» **Stored data**:
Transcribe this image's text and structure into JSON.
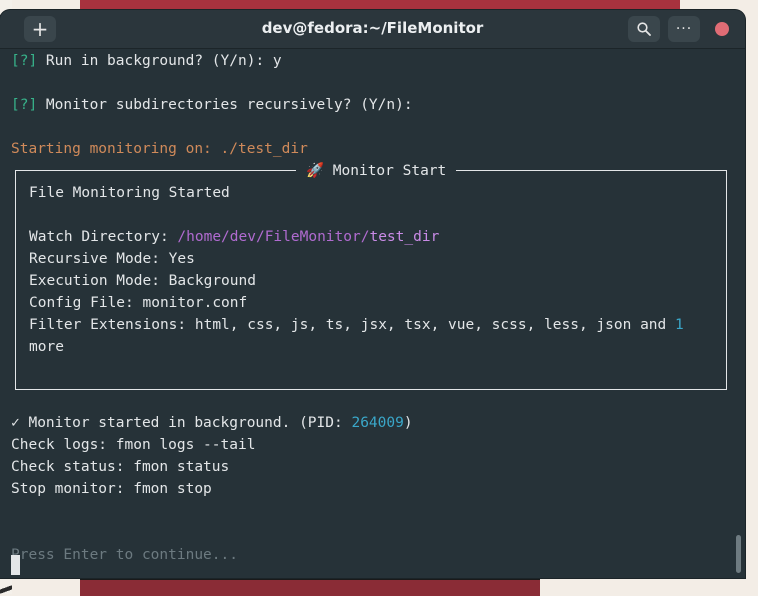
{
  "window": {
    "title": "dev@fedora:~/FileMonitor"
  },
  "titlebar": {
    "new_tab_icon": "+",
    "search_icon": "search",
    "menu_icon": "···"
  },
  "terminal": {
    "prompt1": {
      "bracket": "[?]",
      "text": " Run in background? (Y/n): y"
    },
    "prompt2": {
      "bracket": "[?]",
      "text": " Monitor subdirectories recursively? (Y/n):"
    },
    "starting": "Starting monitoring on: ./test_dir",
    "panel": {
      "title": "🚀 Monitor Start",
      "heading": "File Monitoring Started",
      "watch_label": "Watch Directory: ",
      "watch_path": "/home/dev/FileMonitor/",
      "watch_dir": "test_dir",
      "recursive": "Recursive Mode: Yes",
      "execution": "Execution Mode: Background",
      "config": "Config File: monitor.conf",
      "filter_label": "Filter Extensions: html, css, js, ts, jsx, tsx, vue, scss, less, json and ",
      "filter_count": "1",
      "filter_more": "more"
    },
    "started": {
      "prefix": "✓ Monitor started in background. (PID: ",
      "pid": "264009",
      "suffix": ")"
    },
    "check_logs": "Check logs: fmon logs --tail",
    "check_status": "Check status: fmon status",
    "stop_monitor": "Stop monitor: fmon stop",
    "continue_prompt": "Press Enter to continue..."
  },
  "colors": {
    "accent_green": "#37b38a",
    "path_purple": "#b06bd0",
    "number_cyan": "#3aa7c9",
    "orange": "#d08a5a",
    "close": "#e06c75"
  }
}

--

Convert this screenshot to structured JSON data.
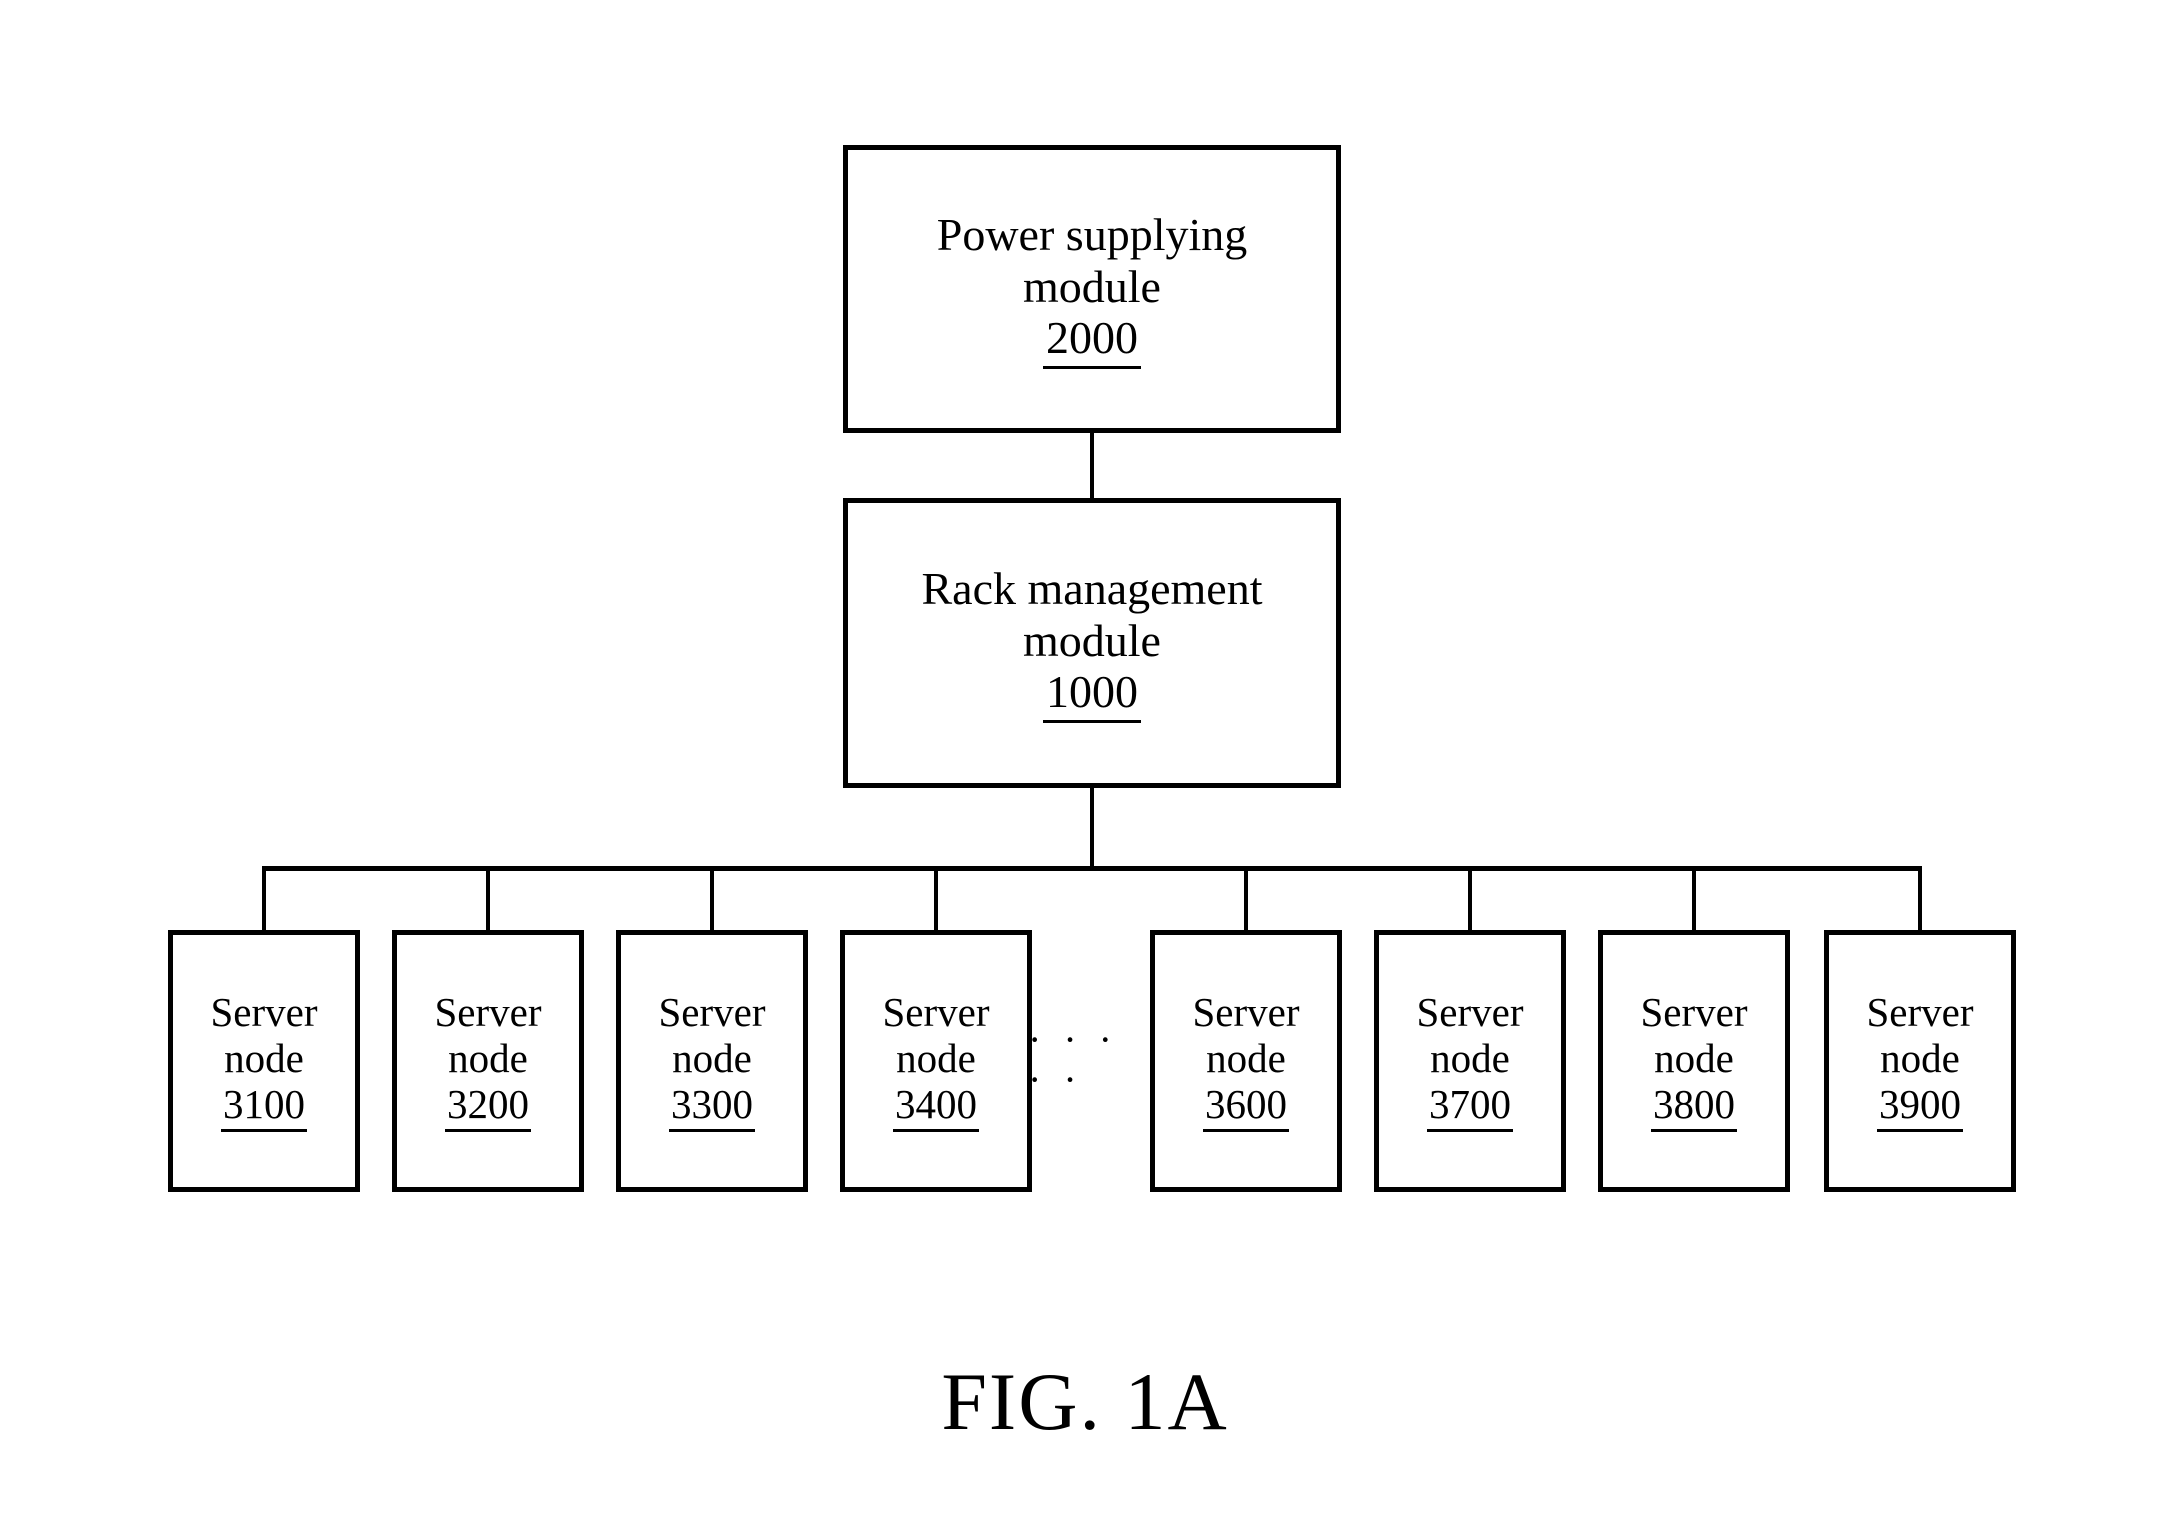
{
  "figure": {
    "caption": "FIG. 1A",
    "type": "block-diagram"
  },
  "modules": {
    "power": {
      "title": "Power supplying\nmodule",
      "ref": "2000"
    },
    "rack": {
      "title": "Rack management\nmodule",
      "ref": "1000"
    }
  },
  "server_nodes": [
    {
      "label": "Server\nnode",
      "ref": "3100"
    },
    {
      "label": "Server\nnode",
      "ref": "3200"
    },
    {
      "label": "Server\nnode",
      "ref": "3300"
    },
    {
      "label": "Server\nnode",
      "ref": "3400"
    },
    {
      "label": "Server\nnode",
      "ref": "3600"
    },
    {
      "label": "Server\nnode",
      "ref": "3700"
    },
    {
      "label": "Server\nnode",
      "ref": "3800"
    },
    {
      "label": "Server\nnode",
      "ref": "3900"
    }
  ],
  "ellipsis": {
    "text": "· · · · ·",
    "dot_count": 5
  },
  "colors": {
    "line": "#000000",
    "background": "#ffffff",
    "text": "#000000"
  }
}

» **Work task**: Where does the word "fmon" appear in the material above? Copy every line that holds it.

» **Problem solution**:
    "check_logs": "Check logs: fmon logs --tail",
    "check_status": "Check status: fmon status",
    "stop_monitor": "Stop monitor: fmon stop",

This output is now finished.